◆ AIM OF THE EXERCISE: Check every line below, and copy those that include "object".

◆ ◆ ◆ ◆ ◆

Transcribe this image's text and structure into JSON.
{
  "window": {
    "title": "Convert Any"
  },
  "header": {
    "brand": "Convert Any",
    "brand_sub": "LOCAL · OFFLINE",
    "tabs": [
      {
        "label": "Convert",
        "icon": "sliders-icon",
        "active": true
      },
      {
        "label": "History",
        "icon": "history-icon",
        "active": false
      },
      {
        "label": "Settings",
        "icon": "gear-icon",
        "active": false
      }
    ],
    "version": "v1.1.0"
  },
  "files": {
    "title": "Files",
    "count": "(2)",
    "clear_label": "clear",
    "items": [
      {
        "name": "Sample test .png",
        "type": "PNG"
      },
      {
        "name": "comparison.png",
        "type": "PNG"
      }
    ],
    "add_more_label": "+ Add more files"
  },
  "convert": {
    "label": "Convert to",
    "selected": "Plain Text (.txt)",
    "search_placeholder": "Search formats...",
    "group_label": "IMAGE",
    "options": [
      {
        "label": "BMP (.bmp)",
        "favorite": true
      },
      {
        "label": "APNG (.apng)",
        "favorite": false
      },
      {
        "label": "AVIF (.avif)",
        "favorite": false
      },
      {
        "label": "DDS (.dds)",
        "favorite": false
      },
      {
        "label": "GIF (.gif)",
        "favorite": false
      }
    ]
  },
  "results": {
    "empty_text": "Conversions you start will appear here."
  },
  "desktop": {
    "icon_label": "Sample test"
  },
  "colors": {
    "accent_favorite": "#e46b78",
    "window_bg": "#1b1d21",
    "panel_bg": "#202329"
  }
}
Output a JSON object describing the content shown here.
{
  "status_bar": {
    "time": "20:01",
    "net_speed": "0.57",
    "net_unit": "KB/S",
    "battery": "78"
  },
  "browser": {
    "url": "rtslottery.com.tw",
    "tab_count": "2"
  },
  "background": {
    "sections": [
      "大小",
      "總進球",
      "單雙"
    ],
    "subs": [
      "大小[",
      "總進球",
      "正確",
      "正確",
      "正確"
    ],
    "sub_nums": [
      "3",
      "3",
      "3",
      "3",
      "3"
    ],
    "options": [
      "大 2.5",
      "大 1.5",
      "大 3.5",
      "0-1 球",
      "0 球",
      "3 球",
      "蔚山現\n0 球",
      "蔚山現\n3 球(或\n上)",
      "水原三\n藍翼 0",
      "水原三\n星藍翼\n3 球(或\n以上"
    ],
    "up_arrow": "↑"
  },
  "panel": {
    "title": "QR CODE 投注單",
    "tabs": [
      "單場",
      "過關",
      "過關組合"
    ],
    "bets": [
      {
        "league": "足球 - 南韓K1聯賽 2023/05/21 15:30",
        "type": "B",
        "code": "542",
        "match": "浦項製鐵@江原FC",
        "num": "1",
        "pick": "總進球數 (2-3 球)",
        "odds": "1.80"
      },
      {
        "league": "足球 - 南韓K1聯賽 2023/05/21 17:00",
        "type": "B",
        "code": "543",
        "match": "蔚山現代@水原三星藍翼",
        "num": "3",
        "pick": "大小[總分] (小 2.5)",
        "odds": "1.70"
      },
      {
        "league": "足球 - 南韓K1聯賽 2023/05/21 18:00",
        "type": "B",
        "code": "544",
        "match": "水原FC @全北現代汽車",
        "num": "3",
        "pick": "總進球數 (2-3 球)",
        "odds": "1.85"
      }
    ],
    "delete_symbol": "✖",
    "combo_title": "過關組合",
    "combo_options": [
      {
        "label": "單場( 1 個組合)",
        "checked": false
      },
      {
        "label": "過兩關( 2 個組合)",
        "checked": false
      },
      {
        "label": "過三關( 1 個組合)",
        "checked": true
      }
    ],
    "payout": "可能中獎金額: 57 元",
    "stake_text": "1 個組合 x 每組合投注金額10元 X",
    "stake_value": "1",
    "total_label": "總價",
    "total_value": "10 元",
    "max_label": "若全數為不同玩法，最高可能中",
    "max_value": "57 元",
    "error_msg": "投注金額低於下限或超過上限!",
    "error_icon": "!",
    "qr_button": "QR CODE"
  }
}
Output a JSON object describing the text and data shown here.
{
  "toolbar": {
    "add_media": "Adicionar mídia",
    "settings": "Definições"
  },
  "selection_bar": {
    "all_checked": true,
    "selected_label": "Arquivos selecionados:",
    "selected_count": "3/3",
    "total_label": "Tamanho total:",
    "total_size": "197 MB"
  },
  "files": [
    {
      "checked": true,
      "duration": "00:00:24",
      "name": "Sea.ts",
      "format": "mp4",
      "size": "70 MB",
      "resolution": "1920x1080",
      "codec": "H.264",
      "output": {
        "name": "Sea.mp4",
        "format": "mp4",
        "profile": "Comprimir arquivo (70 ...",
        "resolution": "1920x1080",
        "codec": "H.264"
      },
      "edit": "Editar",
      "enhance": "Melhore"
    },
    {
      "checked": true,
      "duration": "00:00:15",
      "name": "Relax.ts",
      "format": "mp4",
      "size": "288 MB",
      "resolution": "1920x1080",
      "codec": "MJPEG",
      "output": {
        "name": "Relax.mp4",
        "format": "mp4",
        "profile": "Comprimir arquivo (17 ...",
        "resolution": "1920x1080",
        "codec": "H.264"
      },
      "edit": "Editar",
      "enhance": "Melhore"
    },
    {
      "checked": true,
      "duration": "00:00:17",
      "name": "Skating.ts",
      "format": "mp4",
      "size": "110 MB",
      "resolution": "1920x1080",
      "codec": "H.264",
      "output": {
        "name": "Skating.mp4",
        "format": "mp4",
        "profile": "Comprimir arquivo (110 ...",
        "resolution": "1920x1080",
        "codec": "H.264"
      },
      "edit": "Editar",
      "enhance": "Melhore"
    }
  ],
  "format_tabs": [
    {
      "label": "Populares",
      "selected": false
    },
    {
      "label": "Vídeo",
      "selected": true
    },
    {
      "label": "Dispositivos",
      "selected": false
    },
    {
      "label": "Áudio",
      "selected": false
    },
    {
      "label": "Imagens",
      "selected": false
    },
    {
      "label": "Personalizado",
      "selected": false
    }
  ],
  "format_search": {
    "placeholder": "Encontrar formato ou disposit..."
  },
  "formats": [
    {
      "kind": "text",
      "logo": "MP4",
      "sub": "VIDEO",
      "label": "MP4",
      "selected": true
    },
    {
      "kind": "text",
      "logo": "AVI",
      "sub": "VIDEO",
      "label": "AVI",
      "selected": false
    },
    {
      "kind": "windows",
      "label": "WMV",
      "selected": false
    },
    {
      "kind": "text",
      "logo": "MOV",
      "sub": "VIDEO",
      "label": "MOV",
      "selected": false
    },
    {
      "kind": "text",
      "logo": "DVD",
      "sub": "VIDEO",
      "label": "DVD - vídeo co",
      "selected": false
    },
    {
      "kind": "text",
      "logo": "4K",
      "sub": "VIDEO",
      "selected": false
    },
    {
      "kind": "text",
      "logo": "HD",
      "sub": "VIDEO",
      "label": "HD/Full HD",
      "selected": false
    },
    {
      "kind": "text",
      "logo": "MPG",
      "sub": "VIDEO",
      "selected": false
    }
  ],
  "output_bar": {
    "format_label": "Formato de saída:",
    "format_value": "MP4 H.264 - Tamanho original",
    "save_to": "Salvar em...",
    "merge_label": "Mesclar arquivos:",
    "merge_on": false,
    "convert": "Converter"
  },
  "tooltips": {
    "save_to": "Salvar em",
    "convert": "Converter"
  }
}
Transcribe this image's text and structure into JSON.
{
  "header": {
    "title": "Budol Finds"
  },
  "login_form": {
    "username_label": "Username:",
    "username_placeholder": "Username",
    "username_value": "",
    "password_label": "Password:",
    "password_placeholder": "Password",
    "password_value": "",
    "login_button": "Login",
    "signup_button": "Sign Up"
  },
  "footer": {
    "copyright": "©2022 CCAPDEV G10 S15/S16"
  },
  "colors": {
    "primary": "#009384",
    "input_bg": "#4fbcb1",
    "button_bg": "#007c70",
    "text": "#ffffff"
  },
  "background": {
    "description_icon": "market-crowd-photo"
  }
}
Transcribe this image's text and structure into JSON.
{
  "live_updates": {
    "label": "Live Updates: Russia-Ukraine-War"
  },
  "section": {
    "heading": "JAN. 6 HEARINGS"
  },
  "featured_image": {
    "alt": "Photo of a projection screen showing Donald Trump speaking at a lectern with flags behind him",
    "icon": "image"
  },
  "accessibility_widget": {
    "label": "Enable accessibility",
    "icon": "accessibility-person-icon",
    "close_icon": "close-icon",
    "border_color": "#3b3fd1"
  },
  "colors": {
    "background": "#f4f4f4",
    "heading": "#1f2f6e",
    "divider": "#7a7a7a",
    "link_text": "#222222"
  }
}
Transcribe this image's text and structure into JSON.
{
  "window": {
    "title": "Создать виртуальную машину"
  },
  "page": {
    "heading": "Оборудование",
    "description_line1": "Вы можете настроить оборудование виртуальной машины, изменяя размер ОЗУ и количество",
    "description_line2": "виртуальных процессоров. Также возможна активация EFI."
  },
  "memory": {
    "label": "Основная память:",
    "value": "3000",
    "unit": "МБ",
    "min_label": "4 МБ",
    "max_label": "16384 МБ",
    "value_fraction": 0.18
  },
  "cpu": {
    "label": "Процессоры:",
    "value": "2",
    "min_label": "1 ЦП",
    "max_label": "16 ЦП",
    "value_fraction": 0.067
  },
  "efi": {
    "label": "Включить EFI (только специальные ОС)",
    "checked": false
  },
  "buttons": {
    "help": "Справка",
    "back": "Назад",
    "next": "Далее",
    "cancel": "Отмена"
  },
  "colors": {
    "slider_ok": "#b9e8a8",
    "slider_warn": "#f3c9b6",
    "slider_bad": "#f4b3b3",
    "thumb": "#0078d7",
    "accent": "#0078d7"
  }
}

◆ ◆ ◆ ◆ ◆

◆ SOLUTION FOR THIS TASK:
Output a JSON object describing the content shown here.
Output a JSON object describing the text and data shown here.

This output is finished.